# PROVIDED RECORDS:

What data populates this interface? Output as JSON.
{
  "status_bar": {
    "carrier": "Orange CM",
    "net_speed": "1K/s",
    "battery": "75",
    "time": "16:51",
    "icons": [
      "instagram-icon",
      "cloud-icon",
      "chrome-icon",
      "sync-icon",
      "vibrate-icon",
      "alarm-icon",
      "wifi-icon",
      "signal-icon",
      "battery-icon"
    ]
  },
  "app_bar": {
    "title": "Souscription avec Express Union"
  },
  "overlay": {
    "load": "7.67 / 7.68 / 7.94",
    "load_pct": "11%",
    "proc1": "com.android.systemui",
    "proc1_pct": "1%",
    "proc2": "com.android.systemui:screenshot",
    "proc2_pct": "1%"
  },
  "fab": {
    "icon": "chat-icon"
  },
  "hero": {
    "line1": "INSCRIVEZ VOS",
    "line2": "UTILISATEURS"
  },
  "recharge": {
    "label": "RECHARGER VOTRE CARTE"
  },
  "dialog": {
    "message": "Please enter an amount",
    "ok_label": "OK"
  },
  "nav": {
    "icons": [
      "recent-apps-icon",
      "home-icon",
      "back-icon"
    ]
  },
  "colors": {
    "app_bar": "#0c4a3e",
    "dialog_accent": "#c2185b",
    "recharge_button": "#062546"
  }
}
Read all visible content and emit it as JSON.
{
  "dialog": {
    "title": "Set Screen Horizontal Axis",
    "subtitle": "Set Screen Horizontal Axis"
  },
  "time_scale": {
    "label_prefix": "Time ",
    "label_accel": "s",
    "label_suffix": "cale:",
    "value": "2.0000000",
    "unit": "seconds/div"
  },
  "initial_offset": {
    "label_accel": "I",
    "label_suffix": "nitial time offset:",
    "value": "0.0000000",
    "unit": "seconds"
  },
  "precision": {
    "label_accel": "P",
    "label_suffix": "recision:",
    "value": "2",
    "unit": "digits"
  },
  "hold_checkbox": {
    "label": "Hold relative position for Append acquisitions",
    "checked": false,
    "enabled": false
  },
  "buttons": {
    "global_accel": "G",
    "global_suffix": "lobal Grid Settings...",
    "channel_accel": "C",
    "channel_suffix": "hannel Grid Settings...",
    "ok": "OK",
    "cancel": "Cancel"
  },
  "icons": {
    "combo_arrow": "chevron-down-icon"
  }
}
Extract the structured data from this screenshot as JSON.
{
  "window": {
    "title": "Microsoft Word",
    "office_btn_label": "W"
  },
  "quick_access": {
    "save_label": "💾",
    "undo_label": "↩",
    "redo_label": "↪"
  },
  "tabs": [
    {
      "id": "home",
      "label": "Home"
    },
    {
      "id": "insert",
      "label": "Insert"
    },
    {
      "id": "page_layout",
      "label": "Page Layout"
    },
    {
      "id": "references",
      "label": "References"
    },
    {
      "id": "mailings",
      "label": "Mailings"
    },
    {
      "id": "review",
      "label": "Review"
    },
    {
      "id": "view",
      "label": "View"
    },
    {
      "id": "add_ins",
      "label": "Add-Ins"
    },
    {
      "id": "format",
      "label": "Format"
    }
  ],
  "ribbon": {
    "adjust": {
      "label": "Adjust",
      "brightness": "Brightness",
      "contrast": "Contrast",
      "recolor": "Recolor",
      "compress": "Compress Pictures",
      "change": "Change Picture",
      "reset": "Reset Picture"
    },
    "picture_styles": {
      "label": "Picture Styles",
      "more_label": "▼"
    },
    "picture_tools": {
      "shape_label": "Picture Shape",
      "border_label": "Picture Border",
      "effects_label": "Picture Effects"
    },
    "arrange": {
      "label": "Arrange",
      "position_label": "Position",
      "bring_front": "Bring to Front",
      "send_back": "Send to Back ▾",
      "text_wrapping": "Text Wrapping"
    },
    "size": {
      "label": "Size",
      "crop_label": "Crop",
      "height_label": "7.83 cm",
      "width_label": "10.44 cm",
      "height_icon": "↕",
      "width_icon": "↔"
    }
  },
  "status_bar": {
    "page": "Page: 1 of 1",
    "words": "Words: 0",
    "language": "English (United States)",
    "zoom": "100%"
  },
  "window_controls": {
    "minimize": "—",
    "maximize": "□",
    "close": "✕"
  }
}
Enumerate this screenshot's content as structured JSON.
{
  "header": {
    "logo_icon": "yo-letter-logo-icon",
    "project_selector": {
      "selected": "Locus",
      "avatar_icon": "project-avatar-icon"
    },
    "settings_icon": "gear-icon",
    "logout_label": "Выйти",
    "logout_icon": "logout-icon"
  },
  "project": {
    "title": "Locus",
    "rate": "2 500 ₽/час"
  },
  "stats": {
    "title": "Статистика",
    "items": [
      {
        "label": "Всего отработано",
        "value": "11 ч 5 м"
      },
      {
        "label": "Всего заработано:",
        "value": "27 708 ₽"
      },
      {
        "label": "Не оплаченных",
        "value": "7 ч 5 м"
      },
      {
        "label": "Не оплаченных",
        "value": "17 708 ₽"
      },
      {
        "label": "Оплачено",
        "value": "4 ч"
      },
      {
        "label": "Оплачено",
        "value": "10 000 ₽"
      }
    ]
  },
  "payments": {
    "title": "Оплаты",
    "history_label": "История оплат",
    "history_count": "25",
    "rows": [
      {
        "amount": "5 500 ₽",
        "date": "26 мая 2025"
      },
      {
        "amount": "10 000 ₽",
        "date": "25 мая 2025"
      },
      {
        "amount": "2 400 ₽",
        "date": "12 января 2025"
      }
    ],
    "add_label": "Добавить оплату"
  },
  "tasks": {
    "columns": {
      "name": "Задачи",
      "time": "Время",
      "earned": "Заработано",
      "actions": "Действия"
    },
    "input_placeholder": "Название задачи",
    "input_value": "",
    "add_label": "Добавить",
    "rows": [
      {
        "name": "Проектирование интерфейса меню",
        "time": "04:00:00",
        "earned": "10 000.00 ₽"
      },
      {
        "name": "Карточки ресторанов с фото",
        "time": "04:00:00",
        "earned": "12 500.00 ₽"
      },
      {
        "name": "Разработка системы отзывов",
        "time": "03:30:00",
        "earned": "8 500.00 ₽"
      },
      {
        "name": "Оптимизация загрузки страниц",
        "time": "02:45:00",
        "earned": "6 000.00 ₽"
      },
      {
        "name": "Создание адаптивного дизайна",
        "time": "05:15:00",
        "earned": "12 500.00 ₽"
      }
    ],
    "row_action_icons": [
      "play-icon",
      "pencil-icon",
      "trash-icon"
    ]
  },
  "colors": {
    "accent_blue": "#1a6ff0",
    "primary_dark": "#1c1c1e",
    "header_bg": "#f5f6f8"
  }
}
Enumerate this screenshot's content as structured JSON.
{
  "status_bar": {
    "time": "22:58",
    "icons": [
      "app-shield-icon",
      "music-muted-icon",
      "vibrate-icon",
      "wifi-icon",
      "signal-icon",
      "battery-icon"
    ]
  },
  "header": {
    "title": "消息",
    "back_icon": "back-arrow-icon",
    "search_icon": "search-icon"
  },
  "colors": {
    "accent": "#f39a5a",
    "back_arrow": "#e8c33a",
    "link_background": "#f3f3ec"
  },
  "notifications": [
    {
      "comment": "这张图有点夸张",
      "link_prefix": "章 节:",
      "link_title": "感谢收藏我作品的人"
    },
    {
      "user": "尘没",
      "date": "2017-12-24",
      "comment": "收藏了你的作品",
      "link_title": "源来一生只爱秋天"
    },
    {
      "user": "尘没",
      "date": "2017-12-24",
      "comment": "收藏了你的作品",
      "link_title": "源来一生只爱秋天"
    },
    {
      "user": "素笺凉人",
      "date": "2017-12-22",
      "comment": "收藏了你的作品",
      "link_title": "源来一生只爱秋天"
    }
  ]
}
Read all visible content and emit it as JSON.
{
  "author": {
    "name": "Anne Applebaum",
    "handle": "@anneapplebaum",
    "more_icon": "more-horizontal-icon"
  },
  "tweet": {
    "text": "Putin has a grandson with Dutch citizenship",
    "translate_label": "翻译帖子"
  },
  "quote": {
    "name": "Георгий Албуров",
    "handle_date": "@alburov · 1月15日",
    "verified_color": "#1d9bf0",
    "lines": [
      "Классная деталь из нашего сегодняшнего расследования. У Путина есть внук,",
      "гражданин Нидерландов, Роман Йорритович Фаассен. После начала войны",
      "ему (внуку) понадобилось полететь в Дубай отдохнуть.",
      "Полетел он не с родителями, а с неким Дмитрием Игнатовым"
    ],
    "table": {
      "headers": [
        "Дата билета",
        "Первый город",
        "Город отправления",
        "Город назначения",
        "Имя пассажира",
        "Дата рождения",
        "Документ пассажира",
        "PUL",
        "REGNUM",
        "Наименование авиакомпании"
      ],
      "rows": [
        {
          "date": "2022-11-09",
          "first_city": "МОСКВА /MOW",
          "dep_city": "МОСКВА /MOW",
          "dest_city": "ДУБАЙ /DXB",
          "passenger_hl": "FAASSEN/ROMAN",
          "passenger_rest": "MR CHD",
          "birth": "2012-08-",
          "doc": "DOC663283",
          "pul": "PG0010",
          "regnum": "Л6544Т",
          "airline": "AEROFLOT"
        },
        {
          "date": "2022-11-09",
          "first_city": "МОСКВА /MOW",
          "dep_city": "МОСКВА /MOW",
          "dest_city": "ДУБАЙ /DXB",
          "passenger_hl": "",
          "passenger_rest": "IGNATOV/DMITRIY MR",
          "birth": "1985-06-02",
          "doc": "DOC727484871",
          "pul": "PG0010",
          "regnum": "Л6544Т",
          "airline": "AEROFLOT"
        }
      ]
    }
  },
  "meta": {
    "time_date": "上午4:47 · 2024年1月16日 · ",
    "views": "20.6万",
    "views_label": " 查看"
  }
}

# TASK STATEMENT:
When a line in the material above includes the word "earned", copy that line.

# WRITTEN SOLUTION:
      "earned": "Заработано",
        "earned": "10 000.00 ₽"
        "earned": "12 500.00 ₽"
        "earned": "8 500.00 ₽"
        "earned": "6 000.00 ₽"
        "earned": "12 500.00 ₽"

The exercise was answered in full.